Rugby style tackling, also dubbed the “Hawks Tackle” has gained popularity in the last couple years. It calls for the tackler to keep his head to the side while driving his shoulder into the thigh or chest of the opponent. The technique emulates tackles made by rugby players, and ex- Seahawks assistant head coach Rocky Seto says it is safer and more effective than traditional methods while still packing a wallop.
ATAVUS is one company in particular making a big difference in how we tackle. Learn more about Atavus tackling techniques in our post How Ruby-Style Tackling is Benefiting Football.
3. proper fitting helmet
Team equipment managers should make sure when selecting a football helmet, players are inspecting and evaluating the helmet for proper fit. The Consumer Product Safety Commission (CPSC) recommended that the helmet should fit comfortably around the head without slanting back over the top of the head or drawn too low over the forehead and that the chin straps securely holds the helmet in place when a player runs or during impact.
Football players wearing poorly-fitted helmets, especially those with under-inflated air bladder liners are at an increased risk of head injuries.

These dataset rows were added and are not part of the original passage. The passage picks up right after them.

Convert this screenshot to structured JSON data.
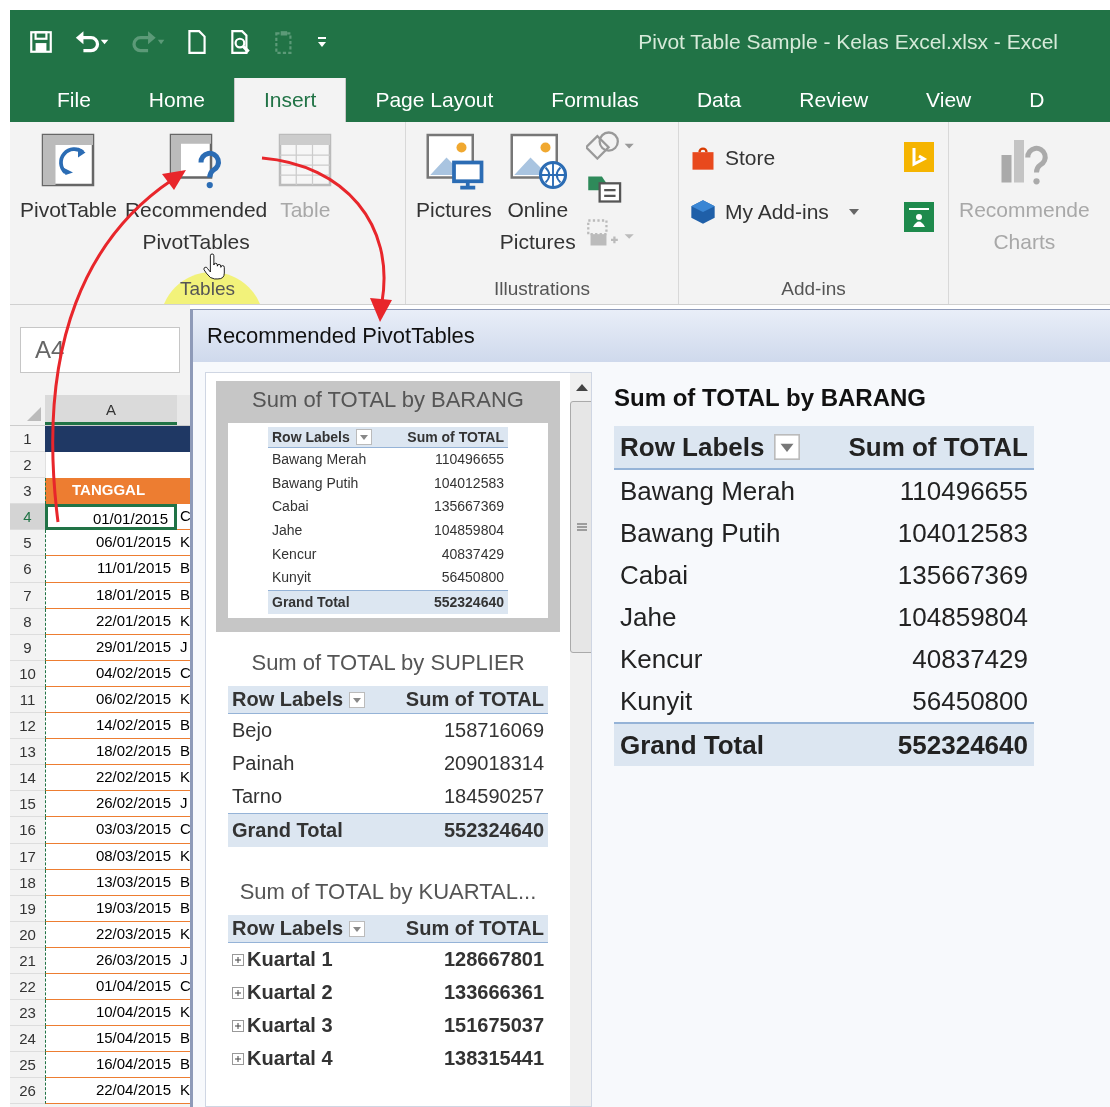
{
  "window": {
    "title": "Pivot Table Sample - Kelas Excel.xlsx - Excel"
  },
  "tabs": [
    {
      "label": "File",
      "selected": false
    },
    {
      "label": "Home",
      "selected": false
    },
    {
      "label": "Insert",
      "selected": true
    },
    {
      "label": "Page Layout",
      "selected": false
    },
    {
      "label": "Formulas",
      "selected": false
    },
    {
      "label": "Data",
      "selected": false
    },
    {
      "label": "Review",
      "selected": false
    },
    {
      "label": "View",
      "selected": false
    },
    {
      "label": "D",
      "selected": false
    }
  ],
  "ribbon_groups": [
    {
      "label": "Tables",
      "kind": "tables",
      "buttons": [
        {
          "lines": [
            "PivotTable"
          ],
          "disabled": false
        },
        {
          "lines": [
            "Recommended",
            "PivotTables"
          ],
          "disabled": false
        },
        {
          "lines": [
            "Table"
          ],
          "disabled": true
        }
      ]
    },
    {
      "label": "Illustrations",
      "kind": "illustrations",
      "buttons": [
        {
          "lines": [
            "Pictures"
          ],
          "disabled": false
        },
        {
          "lines": [
            "Online",
            "Pictures"
          ],
          "disabled": false
        }
      ]
    },
    {
      "label": "Add-ins",
      "kind": "addins",
      "buttons": [
        {
          "lines": [
            "Store"
          ],
          "disabled": false
        },
        {
          "lines": [
            "My Add-ins"
          ],
          "disabled": false
        }
      ]
    },
    {
      "kind": "charts",
      "buttons": [
        {
          "lines": [
            "Recommende",
            "Charts"
          ],
          "disabled": true
        }
      ]
    }
  ],
  "sheet": {
    "name_box": "A4",
    "column": "A",
    "rows": [
      {
        "num": "1",
        "kind": "band",
        "selected": false
      },
      {
        "num": "2",
        "kind": "blank",
        "selected": false
      },
      {
        "num": "3",
        "kind": "header",
        "a": "TANGGAL",
        "selected": false
      },
      {
        "num": "4",
        "kind": "data",
        "a": "01/01/2015",
        "b": "C",
        "selected": true
      },
      {
        "num": "5",
        "kind": "data",
        "a": "06/01/2015",
        "b": "K",
        "selected": false
      },
      {
        "num": "6",
        "kind": "data",
        "a": "11/01/2015",
        "b": "B",
        "selected": false
      },
      {
        "num": "7",
        "kind": "data",
        "a": "18/01/2015",
        "b": "B",
        "selected": false
      },
      {
        "num": "8",
        "kind": "data",
        "a": "22/01/2015",
        "b": "K",
        "selected": false
      },
      {
        "num": "9",
        "kind": "data",
        "a": "29/01/2015",
        "b": "J",
        "selected": false
      },
      {
        "num": "10",
        "kind": "data",
        "a": "04/02/2015",
        "b": "C",
        "selected": false
      },
      {
        "num": "11",
        "kind": "data",
        "a": "06/02/2015",
        "b": "K",
        "selected": false
      },
      {
        "num": "12",
        "kind": "data",
        "a": "14/02/2015",
        "b": "B",
        "selected": false
      },
      {
        "num": "13",
        "kind": "data",
        "a": "18/02/2015",
        "b": "B",
        "selected": false
      },
      {
        "num": "14",
        "kind": "data",
        "a": "22/02/2015",
        "b": "K",
        "selected": false
      },
      {
        "num": "15",
        "kind": "data",
        "a": "26/02/2015",
        "b": "J",
        "selected": false
      },
      {
        "num": "16",
        "kind": "data",
        "a": "03/03/2015",
        "b": "C",
        "selected": false
      },
      {
        "num": "17",
        "kind": "data",
        "a": "08/03/2015",
        "b": "K",
        "selected": false
      },
      {
        "num": "18",
        "kind": "data",
        "a": "13/03/2015",
        "b": "B",
        "selected": false
      },
      {
        "num": "19",
        "kind": "data",
        "a": "19/03/2015",
        "b": "B",
        "selected": false
      },
      {
        "num": "20",
        "kind": "data",
        "a": "22/03/2015",
        "b": "K",
        "selected": false
      },
      {
        "num": "21",
        "kind": "data",
        "a": "26/03/2015",
        "b": "J",
        "selected": false
      },
      {
        "num": "22",
        "kind": "data",
        "a": "01/04/2015",
        "b": "C",
        "selected": false
      },
      {
        "num": "23",
        "kind": "data",
        "a": "10/04/2015",
        "b": "K",
        "selected": false
      },
      {
        "num": "24",
        "kind": "data",
        "a": "15/04/2015",
        "b": "B",
        "selected": false
      },
      {
        "num": "25",
        "kind": "data",
        "a": "16/04/2015",
        "b": "B",
        "selected": false
      },
      {
        "num": "26",
        "kind": "data",
        "a": "22/04/2015",
        "b": "K",
        "selected": false
      }
    ]
  },
  "dialog": {
    "title": "Recommended PivotTables",
    "options": [
      {
        "title": "Sum of TOTAL by BARANG",
        "selected": true,
        "columns": [
          "Row Labels",
          "Sum of TOTAL"
        ],
        "rows": [
          {
            "label": "Bawang Merah",
            "value": "110496655"
          },
          {
            "label": "Bawang Putih",
            "value": "104012583"
          },
          {
            "label": "Cabai",
            "value": "135667369"
          },
          {
            "label": "Jahe",
            "value": "104859804"
          },
          {
            "label": "Kencur",
            "value": "40837429"
          },
          {
            "label": "Kunyit",
            "value": "56450800"
          }
        ],
        "total": {
          "label": "Grand Total",
          "value": "552324640"
        }
      },
      {
        "title": "Sum of TOTAL by SUPLIER",
        "selected": false,
        "columns": [
          "Row Labels",
          "Sum of TOTAL"
        ],
        "rows": [
          {
            "label": "Bejo",
            "value": "158716069"
          },
          {
            "label": "Painah",
            "value": "209018314"
          },
          {
            "label": "Tarno",
            "value": "184590257"
          }
        ],
        "total": {
          "label": "Grand Total",
          "value": "552324640"
        }
      },
      {
        "title": "Sum of TOTAL by KUARTAL...",
        "selected": false,
        "columns": [
          "Row Labels",
          "Sum of TOTAL"
        ],
        "rows": [
          {
            "label": "Kuartal 1",
            "value": "128667801",
            "expandable": true
          },
          {
            "label": "Kuartal 2",
            "value": "133666361",
            "expandable": true
          },
          {
            "label": "Kuartal 3",
            "value": "151675037",
            "expandable": true
          },
          {
            "label": "Kuartal 4",
            "value": "138315441",
            "expandable": true
          }
        ]
      }
    ],
    "preview": {
      "title": "Sum of TOTAL by BARANG",
      "columns": [
        "Row Labels",
        "Sum of TOTAL"
      ],
      "rows": [
        {
          "label": "Bawang Merah",
          "value": "110496655"
        },
        {
          "label": "Bawang Putih",
          "value": "104012583"
        },
        {
          "label": "Cabai",
          "value": "135667369"
        },
        {
          "label": "Jahe",
          "value": "104859804"
        },
        {
          "label": "Kencur",
          "value": "40837429"
        },
        {
          "label": "Kunyit",
          "value": "56450800"
        }
      ],
      "total": {
        "label": "Grand Total",
        "value": "552324640"
      }
    }
  }
}
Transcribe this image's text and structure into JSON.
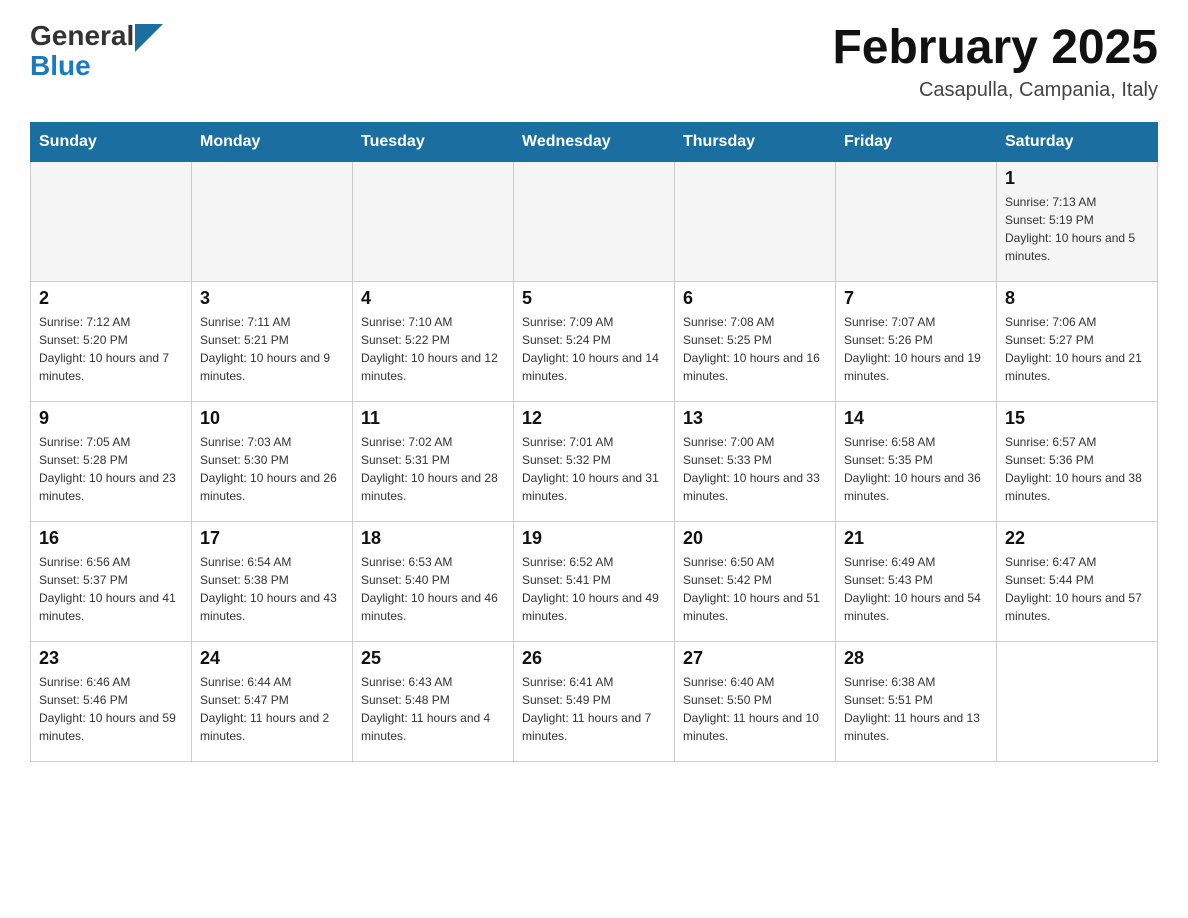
{
  "header": {
    "logo_general": "General",
    "logo_blue": "Blue",
    "title": "February 2025",
    "subtitle": "Casapulla, Campania, Italy"
  },
  "weekdays": [
    "Sunday",
    "Monday",
    "Tuesday",
    "Wednesday",
    "Thursday",
    "Friday",
    "Saturday"
  ],
  "weeks": [
    [
      {
        "day": "",
        "info": ""
      },
      {
        "day": "",
        "info": ""
      },
      {
        "day": "",
        "info": ""
      },
      {
        "day": "",
        "info": ""
      },
      {
        "day": "",
        "info": ""
      },
      {
        "day": "",
        "info": ""
      },
      {
        "day": "1",
        "info": "Sunrise: 7:13 AM\nSunset: 5:19 PM\nDaylight: 10 hours and 5 minutes."
      }
    ],
    [
      {
        "day": "2",
        "info": "Sunrise: 7:12 AM\nSunset: 5:20 PM\nDaylight: 10 hours and 7 minutes."
      },
      {
        "day": "3",
        "info": "Sunrise: 7:11 AM\nSunset: 5:21 PM\nDaylight: 10 hours and 9 minutes."
      },
      {
        "day": "4",
        "info": "Sunrise: 7:10 AM\nSunset: 5:22 PM\nDaylight: 10 hours and 12 minutes."
      },
      {
        "day": "5",
        "info": "Sunrise: 7:09 AM\nSunset: 5:24 PM\nDaylight: 10 hours and 14 minutes."
      },
      {
        "day": "6",
        "info": "Sunrise: 7:08 AM\nSunset: 5:25 PM\nDaylight: 10 hours and 16 minutes."
      },
      {
        "day": "7",
        "info": "Sunrise: 7:07 AM\nSunset: 5:26 PM\nDaylight: 10 hours and 19 minutes."
      },
      {
        "day": "8",
        "info": "Sunrise: 7:06 AM\nSunset: 5:27 PM\nDaylight: 10 hours and 21 minutes."
      }
    ],
    [
      {
        "day": "9",
        "info": "Sunrise: 7:05 AM\nSunset: 5:28 PM\nDaylight: 10 hours and 23 minutes."
      },
      {
        "day": "10",
        "info": "Sunrise: 7:03 AM\nSunset: 5:30 PM\nDaylight: 10 hours and 26 minutes."
      },
      {
        "day": "11",
        "info": "Sunrise: 7:02 AM\nSunset: 5:31 PM\nDaylight: 10 hours and 28 minutes."
      },
      {
        "day": "12",
        "info": "Sunrise: 7:01 AM\nSunset: 5:32 PM\nDaylight: 10 hours and 31 minutes."
      },
      {
        "day": "13",
        "info": "Sunrise: 7:00 AM\nSunset: 5:33 PM\nDaylight: 10 hours and 33 minutes."
      },
      {
        "day": "14",
        "info": "Sunrise: 6:58 AM\nSunset: 5:35 PM\nDaylight: 10 hours and 36 minutes."
      },
      {
        "day": "15",
        "info": "Sunrise: 6:57 AM\nSunset: 5:36 PM\nDaylight: 10 hours and 38 minutes."
      }
    ],
    [
      {
        "day": "16",
        "info": "Sunrise: 6:56 AM\nSunset: 5:37 PM\nDaylight: 10 hours and 41 minutes."
      },
      {
        "day": "17",
        "info": "Sunrise: 6:54 AM\nSunset: 5:38 PM\nDaylight: 10 hours and 43 minutes."
      },
      {
        "day": "18",
        "info": "Sunrise: 6:53 AM\nSunset: 5:40 PM\nDaylight: 10 hours and 46 minutes."
      },
      {
        "day": "19",
        "info": "Sunrise: 6:52 AM\nSunset: 5:41 PM\nDaylight: 10 hours and 49 minutes."
      },
      {
        "day": "20",
        "info": "Sunrise: 6:50 AM\nSunset: 5:42 PM\nDaylight: 10 hours and 51 minutes."
      },
      {
        "day": "21",
        "info": "Sunrise: 6:49 AM\nSunset: 5:43 PM\nDaylight: 10 hours and 54 minutes."
      },
      {
        "day": "22",
        "info": "Sunrise: 6:47 AM\nSunset: 5:44 PM\nDaylight: 10 hours and 57 minutes."
      }
    ],
    [
      {
        "day": "23",
        "info": "Sunrise: 6:46 AM\nSunset: 5:46 PM\nDaylight: 10 hours and 59 minutes."
      },
      {
        "day": "24",
        "info": "Sunrise: 6:44 AM\nSunset: 5:47 PM\nDaylight: 11 hours and 2 minutes."
      },
      {
        "day": "25",
        "info": "Sunrise: 6:43 AM\nSunset: 5:48 PM\nDaylight: 11 hours and 4 minutes."
      },
      {
        "day": "26",
        "info": "Sunrise: 6:41 AM\nSunset: 5:49 PM\nDaylight: 11 hours and 7 minutes."
      },
      {
        "day": "27",
        "info": "Sunrise: 6:40 AM\nSunset: 5:50 PM\nDaylight: 11 hours and 10 minutes."
      },
      {
        "day": "28",
        "info": "Sunrise: 6:38 AM\nSunset: 5:51 PM\nDaylight: 11 hours and 13 minutes."
      },
      {
        "day": "",
        "info": ""
      }
    ]
  ]
}
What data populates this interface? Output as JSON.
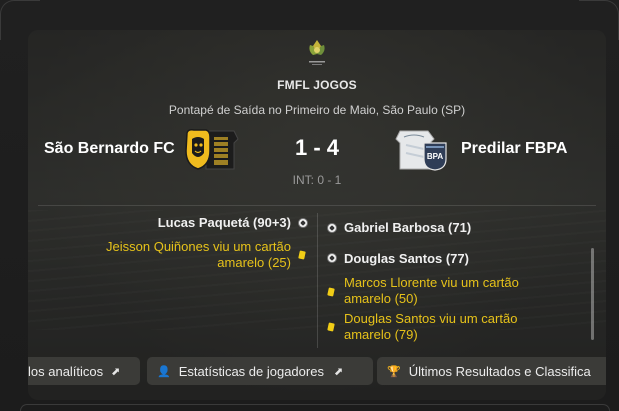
{
  "match": {
    "league_title": "FMFL JOGOS",
    "venue": "Pontapé de Saída no Primeiro de Maio, São Paulo (SP)",
    "home_team": "São Bernardo FC",
    "away_team": "Predilar FBPA",
    "score": "1 - 4",
    "halftime": "INT: 0 - 1"
  },
  "events": {
    "home": [
      {
        "type": "goal",
        "text": "Lucas Paquetá (90+3)"
      },
      {
        "type": "yellow_card",
        "text_line1": "Jeisson Quiñones viu um cartão",
        "text_line2": "amarelo (25)"
      }
    ],
    "away": [
      {
        "type": "goal",
        "text": "Gabriel Barbosa (71)"
      },
      {
        "type": "goal",
        "text": "Douglas Santos (77)"
      },
      {
        "type": "yellow_card",
        "text_line1": "Marcos Llorente viu um cartão",
        "text_line2": "amarelo (50)"
      },
      {
        "type": "yellow_card",
        "text_line1": "Douglas Santos viu um cartão",
        "text_line2": "amarelo (79)"
      }
    ]
  },
  "buttons": {
    "analytics": "los analíticos",
    "player_stats": "Estatísticas de jogadores",
    "results": "Últimos Resultados e Classifica"
  },
  "icons": {
    "external": "external-link-icon",
    "person": "person-icon",
    "trophy": "trophy-icon",
    "ball": "ball-icon",
    "yellow_card": "yellow-card-icon"
  },
  "colors": {
    "yellow_card": "#e6c21a",
    "text": "#e8e8e8",
    "button_bg": "#3b3b38"
  }
}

Making sure the football helmet has a proper fit with the air bladder linings inflated are two of the simplest and most effective ways to minimize the risk of concussions and traumatic brain injury.
The CPSC has provided a helpful guideline on proper fit, safer play, case and maintenance, reconditioning, and replacement of helmets in their online PDF 4 Quarters of Football Helmet Safety.
4. new technology
Ultimately, to make the game of football safer for players, coaches and team management should consider implementing new product advancements allowing staff to be more informed when large hits occur and when specific athletes are putting themselves at more risk. Sensors are beginning to make a rapid entrance into sports with technologies being able to track hydration, heart rate, muscle contusion, and most importantly, what’s happening to an individual’s head.
In many ways, sensors and new technology allows coaches and athletes to reveal the data you can’t see with your eyes. The more we understand what’s going on in an athlete’s body, the more we can focus on changing behavior and eliminating activity leading to the risk of injury.
5. neck strength
Recently, a growing number of research studies have shown another important way to reduce the risk of sport-related concussions is by strengthening the neck. The theory behind it suggests stronger neck muscles will help cushion against and lessen the linear and rotational forces that can lead to a concussion.
Concussion experts Dr. Meehan and Dr. Cronin, who are featured in the in MomsTEAM's PBS documentary, “The Smartest Team; Making High School Football Safer,” believe that the difference in small neck strength puts players at an increased risk of concussions.
Neck strengthening programs and systems such as CerviFit may be an effective tool in efforts towards reducing the risk of concussions.
reduce the risk of injury with athlete intelligence
At Athlete Intelligence, we provide coaches, parents and athletes access to data surrounding every player and every play. We use sensor technology to collect head impact data then translate that information with our Athlete Intelligence platform to provide actionable insights that lead to safer techniques and smarter monitoring.
- Use the information to reveal improper player technique that could be increasing a player’s injury risk
- Develop a baseline for your team and identify those performing outside the norm
- Get notified in real-time when a hit has exceeded a customized threshold and review the athlete for possible concussion symptoms.